Hunt for the word "name" across the entries below, copying each line that holds it.

Element data from apps and pages ->

┌──

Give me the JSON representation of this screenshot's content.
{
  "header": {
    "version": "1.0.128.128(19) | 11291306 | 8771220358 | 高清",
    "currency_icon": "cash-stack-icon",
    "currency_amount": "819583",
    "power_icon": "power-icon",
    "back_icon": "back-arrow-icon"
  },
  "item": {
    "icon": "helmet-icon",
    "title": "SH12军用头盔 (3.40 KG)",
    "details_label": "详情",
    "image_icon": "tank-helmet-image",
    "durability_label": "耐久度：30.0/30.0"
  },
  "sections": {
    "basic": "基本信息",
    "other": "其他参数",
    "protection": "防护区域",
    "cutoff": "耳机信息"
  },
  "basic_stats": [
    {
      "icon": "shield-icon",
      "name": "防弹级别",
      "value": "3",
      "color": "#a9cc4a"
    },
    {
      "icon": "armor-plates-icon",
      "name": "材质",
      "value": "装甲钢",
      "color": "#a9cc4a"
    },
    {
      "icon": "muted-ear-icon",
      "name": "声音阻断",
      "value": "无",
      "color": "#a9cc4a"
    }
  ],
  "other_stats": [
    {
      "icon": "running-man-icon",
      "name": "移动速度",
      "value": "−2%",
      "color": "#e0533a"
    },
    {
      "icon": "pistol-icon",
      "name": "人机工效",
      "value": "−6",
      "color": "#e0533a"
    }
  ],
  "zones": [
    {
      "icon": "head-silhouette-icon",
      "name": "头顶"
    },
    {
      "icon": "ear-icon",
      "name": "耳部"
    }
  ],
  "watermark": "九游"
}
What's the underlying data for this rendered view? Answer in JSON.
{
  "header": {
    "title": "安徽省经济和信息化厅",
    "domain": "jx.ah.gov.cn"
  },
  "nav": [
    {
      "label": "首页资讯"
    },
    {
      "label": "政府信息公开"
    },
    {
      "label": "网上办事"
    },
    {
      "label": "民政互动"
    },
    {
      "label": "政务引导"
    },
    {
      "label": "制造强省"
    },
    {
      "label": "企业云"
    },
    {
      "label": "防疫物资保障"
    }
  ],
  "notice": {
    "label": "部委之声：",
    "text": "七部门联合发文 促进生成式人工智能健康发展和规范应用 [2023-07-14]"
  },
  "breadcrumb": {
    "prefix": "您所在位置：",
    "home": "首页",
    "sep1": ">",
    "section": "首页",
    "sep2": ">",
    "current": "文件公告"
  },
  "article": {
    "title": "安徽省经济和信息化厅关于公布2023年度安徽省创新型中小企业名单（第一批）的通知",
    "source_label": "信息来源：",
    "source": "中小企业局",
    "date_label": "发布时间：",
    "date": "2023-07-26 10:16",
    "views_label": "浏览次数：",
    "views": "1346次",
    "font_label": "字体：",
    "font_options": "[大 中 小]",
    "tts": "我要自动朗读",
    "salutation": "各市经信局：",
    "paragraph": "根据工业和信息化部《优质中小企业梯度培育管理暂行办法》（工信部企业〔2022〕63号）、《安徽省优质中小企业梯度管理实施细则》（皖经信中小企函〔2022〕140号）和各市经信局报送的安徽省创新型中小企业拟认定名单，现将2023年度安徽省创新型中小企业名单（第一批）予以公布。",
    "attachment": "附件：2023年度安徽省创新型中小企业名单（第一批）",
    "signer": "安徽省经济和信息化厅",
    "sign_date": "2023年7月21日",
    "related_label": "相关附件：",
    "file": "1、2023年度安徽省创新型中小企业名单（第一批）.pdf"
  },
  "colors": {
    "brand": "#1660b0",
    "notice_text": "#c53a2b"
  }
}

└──

Expected answer ->
      "name": "防弹级别",
      "name": "材质",
      "name": "声音阻断",
      "name": "移动速度",
      "name": "人机工效",
      "name": "头顶"
      "name": "耳部"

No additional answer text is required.